[Start of section]

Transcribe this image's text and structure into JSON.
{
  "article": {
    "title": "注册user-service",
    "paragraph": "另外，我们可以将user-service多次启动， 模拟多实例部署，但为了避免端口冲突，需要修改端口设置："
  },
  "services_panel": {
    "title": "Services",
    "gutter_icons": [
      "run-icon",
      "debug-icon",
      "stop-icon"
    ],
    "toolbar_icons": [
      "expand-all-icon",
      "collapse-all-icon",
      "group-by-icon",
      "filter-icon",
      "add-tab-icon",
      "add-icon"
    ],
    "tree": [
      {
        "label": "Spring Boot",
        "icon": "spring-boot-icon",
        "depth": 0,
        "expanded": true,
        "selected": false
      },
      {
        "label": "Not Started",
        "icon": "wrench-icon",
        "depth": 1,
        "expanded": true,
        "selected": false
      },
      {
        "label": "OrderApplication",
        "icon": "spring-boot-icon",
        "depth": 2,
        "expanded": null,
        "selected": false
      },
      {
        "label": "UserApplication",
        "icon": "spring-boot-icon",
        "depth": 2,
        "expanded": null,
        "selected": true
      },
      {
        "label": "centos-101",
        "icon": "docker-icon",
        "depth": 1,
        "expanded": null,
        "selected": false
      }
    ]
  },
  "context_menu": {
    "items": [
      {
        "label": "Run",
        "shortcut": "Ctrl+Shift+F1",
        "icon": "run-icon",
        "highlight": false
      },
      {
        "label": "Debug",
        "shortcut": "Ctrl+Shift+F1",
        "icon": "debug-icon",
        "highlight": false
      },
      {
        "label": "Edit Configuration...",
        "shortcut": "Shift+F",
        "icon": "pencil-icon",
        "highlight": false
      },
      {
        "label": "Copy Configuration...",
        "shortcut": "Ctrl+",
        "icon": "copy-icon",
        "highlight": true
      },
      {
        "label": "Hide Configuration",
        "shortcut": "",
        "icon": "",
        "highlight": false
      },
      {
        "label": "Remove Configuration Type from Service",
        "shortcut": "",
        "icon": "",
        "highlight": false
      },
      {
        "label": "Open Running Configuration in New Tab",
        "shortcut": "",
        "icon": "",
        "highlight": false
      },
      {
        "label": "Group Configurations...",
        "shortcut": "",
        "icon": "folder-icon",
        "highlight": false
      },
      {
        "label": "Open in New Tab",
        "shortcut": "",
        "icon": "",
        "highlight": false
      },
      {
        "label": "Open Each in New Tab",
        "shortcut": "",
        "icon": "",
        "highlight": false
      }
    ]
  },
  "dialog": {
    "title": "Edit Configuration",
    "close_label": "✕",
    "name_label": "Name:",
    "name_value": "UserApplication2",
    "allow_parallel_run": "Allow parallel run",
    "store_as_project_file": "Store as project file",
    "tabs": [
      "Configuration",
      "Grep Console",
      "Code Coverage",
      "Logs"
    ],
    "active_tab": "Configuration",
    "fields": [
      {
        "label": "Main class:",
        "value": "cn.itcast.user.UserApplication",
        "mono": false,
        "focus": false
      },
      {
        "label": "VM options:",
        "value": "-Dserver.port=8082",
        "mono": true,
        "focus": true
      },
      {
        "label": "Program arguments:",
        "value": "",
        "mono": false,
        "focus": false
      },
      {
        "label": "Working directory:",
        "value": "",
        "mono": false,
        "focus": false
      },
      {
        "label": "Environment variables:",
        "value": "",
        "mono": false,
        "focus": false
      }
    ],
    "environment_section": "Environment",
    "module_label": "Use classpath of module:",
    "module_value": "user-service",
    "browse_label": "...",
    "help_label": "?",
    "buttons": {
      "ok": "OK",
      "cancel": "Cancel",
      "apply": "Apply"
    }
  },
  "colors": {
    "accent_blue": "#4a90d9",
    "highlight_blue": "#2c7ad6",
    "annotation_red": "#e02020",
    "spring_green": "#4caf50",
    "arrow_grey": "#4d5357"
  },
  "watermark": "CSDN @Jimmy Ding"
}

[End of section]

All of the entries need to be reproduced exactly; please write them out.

Transcribe this image's text and structure into JSON.
{
  "article": {
    "title": "注册user-service",
    "paragraph": "另外，我们可以将user-service多次启动， 模拟多实例部署，但为了避免端口冲突，需要修改端口设置："
  },
  "services_panel": {
    "title": "Services",
    "gutter_icons": [
      "run-icon",
      "debug-icon",
      "stop-icon"
    ],
    "toolbar_icons": [
      "expand-all-icon",
      "collapse-all-icon",
      "group-by-icon",
      "filter-icon",
      "add-tab-icon",
      "add-icon"
    ],
    "tree": [
      {
        "label": "Spring Boot",
        "icon": "spring-boot-icon",
        "depth": 0,
        "expanded": true,
        "selected": false
      },
      {
        "label": "Not Started",
        "icon": "wrench-icon",
        "depth": 1,
        "expanded": true,
        "selected": false
      },
      {
        "label": "OrderApplication",
        "icon": "spring-boot-icon",
        "depth": 2,
        "expanded": null,
        "selected": false
      },
      {
        "label": "UserApplication",
        "icon": "spring-boot-icon",
        "depth": 2,
        "expanded": null,
        "selected": true
      },
      {
        "label": "centos-101",
        "icon": "docker-icon",
        "depth": 1,
        "expanded": null,
        "selected": false
      }
    ]
  },
  "context_menu": {
    "items": [
      {
        "label": "Run",
        "shortcut": "Ctrl+Shift+F1",
        "icon": "run-icon",
        "highlight": false
      },
      {
        "label": "Debug",
        "shortcut": "Ctrl+Shift+F1",
        "icon": "debug-icon",
        "highlight": false
      },
      {
        "label": "Edit Configuration...",
        "shortcut": "Shift+F",
        "icon": "pencil-icon",
        "highlight": false
      },
      {
        "label": "Copy Configuration...",
        "shortcut": "Ctrl+",
        "icon": "copy-icon",
        "highlight": true
      },
      {
        "label": "Hide Configuration",
        "shortcut": "",
        "icon": "",
        "highlight": false
      },
      {
        "label": "Remove Configuration Type from Service",
        "shortcut": "",
        "icon": "",
        "highlight": false
      },
      {
        "label": "Open Running Configuration in New Tab",
        "shortcut": "",
        "icon": "",
        "highlight": false
      },
      {
        "label": "Group Configurations...",
        "shortcut": "",
        "icon": "folder-icon",
        "highlight": false
      },
      {
        "label": "Open in New Tab",
        "shortcut": "",
        "icon": "",
        "highlight": false
      },
      {
        "label": "Open Each in New Tab",
        "shortcut": "",
        "icon": "",
        "highlight": false
      }
    ]
  },
  "dialog": {
    "title": "Edit Configuration",
    "close_label": "✕",
    "name_label": "Name:",
    "name_value": "UserApplication2",
    "allow_parallel_run": "Allow parallel run",
    "store_as_project_file": "Store as project file",
    "tabs": [
      "Configuration",
      "Grep Console",
      "Code Coverage",
      "Logs"
    ],
    "active_tab": "Configuration",
    "fields": [
      {
        "label": "Main class:",
        "value": "cn.itcast.user.UserApplication",
        "mono": false,
        "focus": false
      },
      {
        "label": "VM options:",
        "value": "-Dserver.port=8082",
        "mono": true,
        "focus": true
      },
      {
        "label": "Program arguments:",
        "value": "",
        "mono": false,
        "focus": false
      },
      {
        "label": "Working directory:",
        "value": "",
        "mono": false,
        "focus": false
      },
      {
        "label": "Environment variables:",
        "value": "",
        "mono": false,
        "focus": false
      }
    ],
    "environment_section": "Environment",
    "module_label": "Use classpath of module:",
    "module_value": "user-service",
    "browse_label": "...",
    "help_label": "?",
    "buttons": {
      "ok": "OK",
      "cancel": "Cancel",
      "apply": "Apply"
    }
  },
  "colors": {
    "accent_blue": "#4a90d9",
    "highlight_blue": "#2c7ad6",
    "annotation_red": "#e02020",
    "spring_green": "#4caf50",
    "arrow_grey": "#4d5357"
  },
  "watermark": "CSDN @Jimmy Ding"
}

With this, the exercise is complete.